▶ PROBLEM DESCRIPTION
Please, starting at the line that contains "Output a JSON", reproduce every line exactly until the records run out, skipping all pictures.

(Data about app and page elements)
[Start of Attachment]

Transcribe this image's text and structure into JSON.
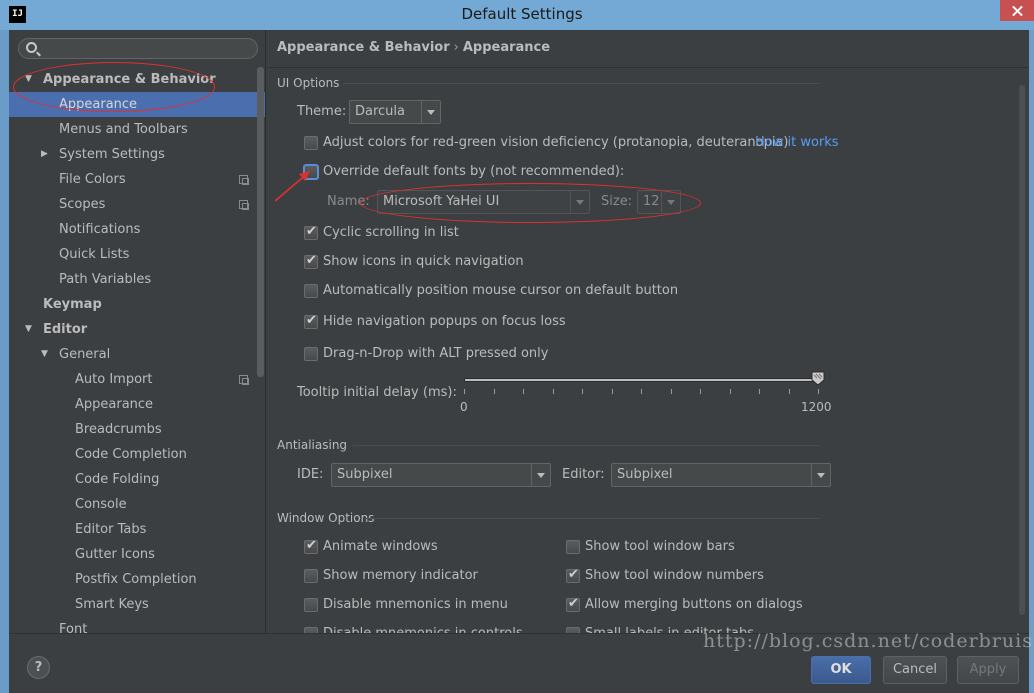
{
  "window": {
    "title": "Default Settings",
    "app_icon": "IJ"
  },
  "sidebar": {
    "search_placeholder": "",
    "items": [
      {
        "label": "Appearance & Behavior",
        "level": 0,
        "arrow": "▼",
        "bold": true,
        "selected": false,
        "copy": false
      },
      {
        "label": "Appearance",
        "level": 1,
        "arrow": "",
        "bold": false,
        "selected": true,
        "copy": false
      },
      {
        "label": "Menus and Toolbars",
        "level": 1,
        "arrow": "",
        "bold": false,
        "selected": false,
        "copy": false
      },
      {
        "label": "System Settings",
        "level": 1,
        "arrow": "▶",
        "bold": false,
        "selected": false,
        "copy": false
      },
      {
        "label": "File Colors",
        "level": 1,
        "arrow": "",
        "bold": false,
        "selected": false,
        "copy": true
      },
      {
        "label": "Scopes",
        "level": 1,
        "arrow": "",
        "bold": false,
        "selected": false,
        "copy": true
      },
      {
        "label": "Notifications",
        "level": 1,
        "arrow": "",
        "bold": false,
        "selected": false,
        "copy": false
      },
      {
        "label": "Quick Lists",
        "level": 1,
        "arrow": "",
        "bold": false,
        "selected": false,
        "copy": false
      },
      {
        "label": "Path Variables",
        "level": 1,
        "arrow": "",
        "bold": false,
        "selected": false,
        "copy": false
      },
      {
        "label": "Keymap",
        "level": 0,
        "arrow": "",
        "bold": true,
        "selected": false,
        "copy": false
      },
      {
        "label": "Editor",
        "level": 0,
        "arrow": "▼",
        "bold": true,
        "selected": false,
        "copy": false
      },
      {
        "label": "General",
        "level": 1,
        "arrow": "▼",
        "bold": false,
        "selected": false,
        "copy": false
      },
      {
        "label": "Auto Import",
        "level": 2,
        "arrow": "",
        "bold": false,
        "selected": false,
        "copy": true
      },
      {
        "label": "Appearance",
        "level": 2,
        "arrow": "",
        "bold": false,
        "selected": false,
        "copy": false
      },
      {
        "label": "Breadcrumbs",
        "level": 2,
        "arrow": "",
        "bold": false,
        "selected": false,
        "copy": false
      },
      {
        "label": "Code Completion",
        "level": 2,
        "arrow": "",
        "bold": false,
        "selected": false,
        "copy": false
      },
      {
        "label": "Code Folding",
        "level": 2,
        "arrow": "",
        "bold": false,
        "selected": false,
        "copy": false
      },
      {
        "label": "Console",
        "level": 2,
        "arrow": "",
        "bold": false,
        "selected": false,
        "copy": false
      },
      {
        "label": "Editor Tabs",
        "level": 2,
        "arrow": "",
        "bold": false,
        "selected": false,
        "copy": false
      },
      {
        "label": "Gutter Icons",
        "level": 2,
        "arrow": "",
        "bold": false,
        "selected": false,
        "copy": false
      },
      {
        "label": "Postfix Completion",
        "level": 2,
        "arrow": "",
        "bold": false,
        "selected": false,
        "copy": false
      },
      {
        "label": "Smart Keys",
        "level": 2,
        "arrow": "",
        "bold": false,
        "selected": false,
        "copy": false
      },
      {
        "label": "Font",
        "level": 1,
        "arrow": "",
        "bold": false,
        "selected": false,
        "copy": false
      }
    ]
  },
  "breadcrumb": {
    "parent": "Appearance & Behavior",
    "separator": "›",
    "current": "Appearance"
  },
  "ui_options": {
    "title": "UI Options",
    "theme_label": "Theme:",
    "theme_value": "Darcula",
    "adjust_colors_label": "Adjust colors for red-green vision deficiency (protanopia, deuteranopia)",
    "adjust_colors_checked": false,
    "how_it_works": "How it works",
    "override_fonts_label": "Override default fonts by (not recommended):",
    "override_fonts_checked": false,
    "name_label": "Name:",
    "name_value": "Microsoft YaHei UI",
    "size_label": "Size:",
    "size_value": "12",
    "cyclic_label": "Cyclic scrolling in list",
    "cyclic_checked": true,
    "show_icons_label": "Show icons in quick navigation",
    "show_icons_checked": true,
    "auto_position_label": "Automatically position mouse cursor on default button",
    "auto_position_checked": false,
    "hide_nav_label": "Hide navigation popups on focus loss",
    "hide_nav_checked": true,
    "drag_drop_label": "Drag-n-Drop with ALT pressed only",
    "drag_drop_checked": false,
    "tooltip_label": "Tooltip initial delay (ms):",
    "tooltip_min": "0",
    "tooltip_max": "1200",
    "tooltip_value": 1200
  },
  "antialiasing": {
    "title": "Antialiasing",
    "ide_label": "IDE:",
    "ide_value": "Subpixel",
    "editor_label": "Editor:",
    "editor_value": "Subpixel"
  },
  "window_options": {
    "title": "Window Options",
    "left": [
      {
        "label": "Animate windows",
        "checked": true
      },
      {
        "label": "Show memory indicator",
        "checked": false
      },
      {
        "label": "Disable mnemonics in menu",
        "checked": false
      },
      {
        "label": "Disable mnemonics in controls",
        "checked": false
      }
    ],
    "right": [
      {
        "label": "Show tool window bars",
        "checked": false
      },
      {
        "label": "Show tool window numbers",
        "checked": true
      },
      {
        "label": "Allow merging buttons on dialogs",
        "checked": true
      },
      {
        "label": "Small labels in editor tabs",
        "checked": false
      }
    ]
  },
  "buttons": {
    "help": "?",
    "ok": "OK",
    "cancel": "Cancel",
    "apply": "Apply"
  },
  "watermark": "http://blog.csdn.net/coderbruis",
  "colors": {
    "selection": "#4b6eaf",
    "link": "#589df6",
    "annotation": "#e0302e",
    "background": "#3c3f41"
  }
}
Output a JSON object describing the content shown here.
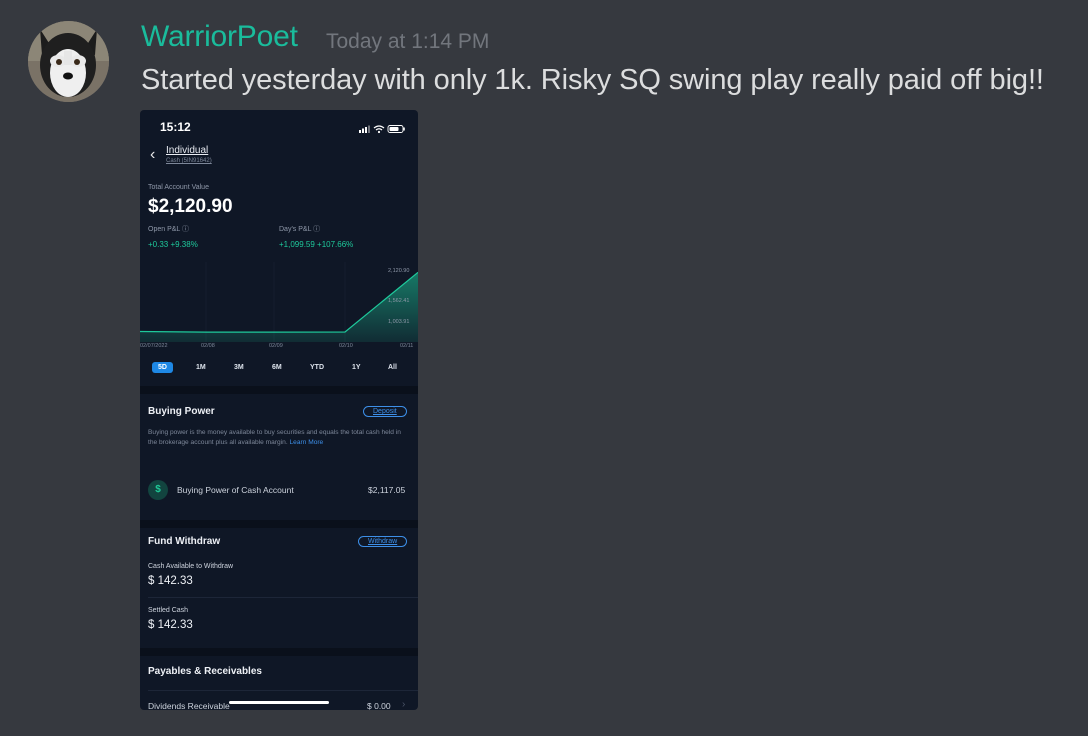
{
  "message": {
    "username": "WarriorPoet",
    "timestamp": "Today at 1:14 PM",
    "text": "Started yesterday with only 1k. Risky SQ swing play really paid off big!!"
  },
  "phone": {
    "status_time": "15:12",
    "account_name": "Individual",
    "account_sub": "Cash (5IN91642)",
    "total_value_label": "Total Account Value",
    "total_value": "$2,120.90",
    "open_pl_label": "Open P&L ⓘ",
    "open_pl_value": "+0.33 +9.38%",
    "day_pl_label": "Day's P&L ⓘ",
    "day_pl_value": "+1,099.59 +107.66%",
    "tabs": [
      "5D",
      "1M",
      "3M",
      "6M",
      "YTD",
      "1Y",
      "All"
    ],
    "active_tab": "5D",
    "buying_power": {
      "title": "Buying Power",
      "button": "Deposit",
      "desc": "Buying power is the money available to buy securities and equals the total cash held in the brokerage account plus all available margin.",
      "learn_more": "Learn More",
      "row_label": "Buying Power of Cash Account",
      "row_value": "$2,117.05"
    },
    "fund_withdraw": {
      "title": "Fund Withdraw",
      "button": "Withdraw",
      "cash_label": "Cash Available to Withdraw",
      "cash_value": "$ 142.33",
      "settled_label": "Settled Cash",
      "settled_value": "$ 142.33"
    },
    "payables": {
      "title": "Payables & Receivables",
      "row_label": "Dividends Receivable",
      "row_value": "$ 0.00"
    }
  },
  "chart_data": {
    "type": "area",
    "x": [
      "02/07/2022",
      "02/08",
      "02/09",
      "02/10",
      "02/11"
    ],
    "values": [
      1021.31,
      1010,
      1010,
      1012,
      2120.9
    ],
    "ytick_labels": [
      "2,120.90",
      "1,562.41",
      "1,003.91"
    ],
    "ylim": [
      900,
      2200
    ],
    "color": "#1ec99b"
  }
}
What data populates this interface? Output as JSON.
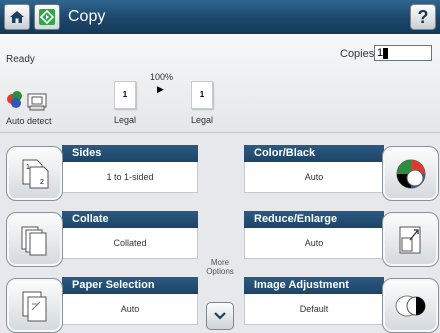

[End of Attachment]

▶ RESPONSE
Output a JSON object describing the content shown here.
{
  "message": {
    "username": "WarriorPoet",
    "timestamp": "Today at 1:14 PM",
    "text": "Started yesterday with only 1k. Risky SQ swing play really paid off big!!"
  },
  "phone": {
    "status_time": "15:12",
    "account_name": "Individual",
    "account_sub": "Cash (5IN91642)",
    "total_value_label": "Total Account Value",
    "total_value": "$2,120.90",
    "open_pl_label": "Open P&L ⓘ",
    "open_pl_value": "+0.33 +9.38%",
    "day_pl_label": "Day's P&L ⓘ",
    "day_pl_value": "+1,099.59 +107.66%",
    "tabs": [
      "5D",
      "1M",
      "3M",
      "6M",
      "YTD",
      "1Y",
      "All"
    ],
    "active_tab": "5D",
    "buying_power": {
      "title": "Buying Power",
      "button": "Deposit",
      "desc": "Buying power is the money available to buy securities and equals the total cash held in the brokerage account plus all available margin.",
      "learn_more": "Learn More",
      "row_label": "Buying Power of Cash Account",
      "row_value": "$2,117.05"
    },
    "fund_withdraw": {
      "title": "Fund Withdraw",
      "button": "Withdraw",
      "cash_label": "Cash Available to Withdraw",
      "cash_value": "$ 142.33",
      "settled_label": "Settled Cash",
      "settled_value": "$ 142.33"
    },
    "payables": {
      "title": "Payables & Receivables",
      "row_label": "Dividends Receivable",
      "row_value": "$ 0.00"
    }
  },
  "chart_data": {
    "type": "area",
    "x": [
      "02/07/2022",
      "02/08",
      "02/09",
      "02/10",
      "02/11"
    ],
    "values": [
      1021.31,
      1010,
      1010,
      1012,
      2120.9
    ],
    "ytick_labels": [
      "2,120.90",
      "1,562.41",
      "1,003.91"
    ],
    "ylim": [
      900,
      2200
    ],
    "color": "#1ec99b"
  }
}
What data populates this interface? Output as JSON.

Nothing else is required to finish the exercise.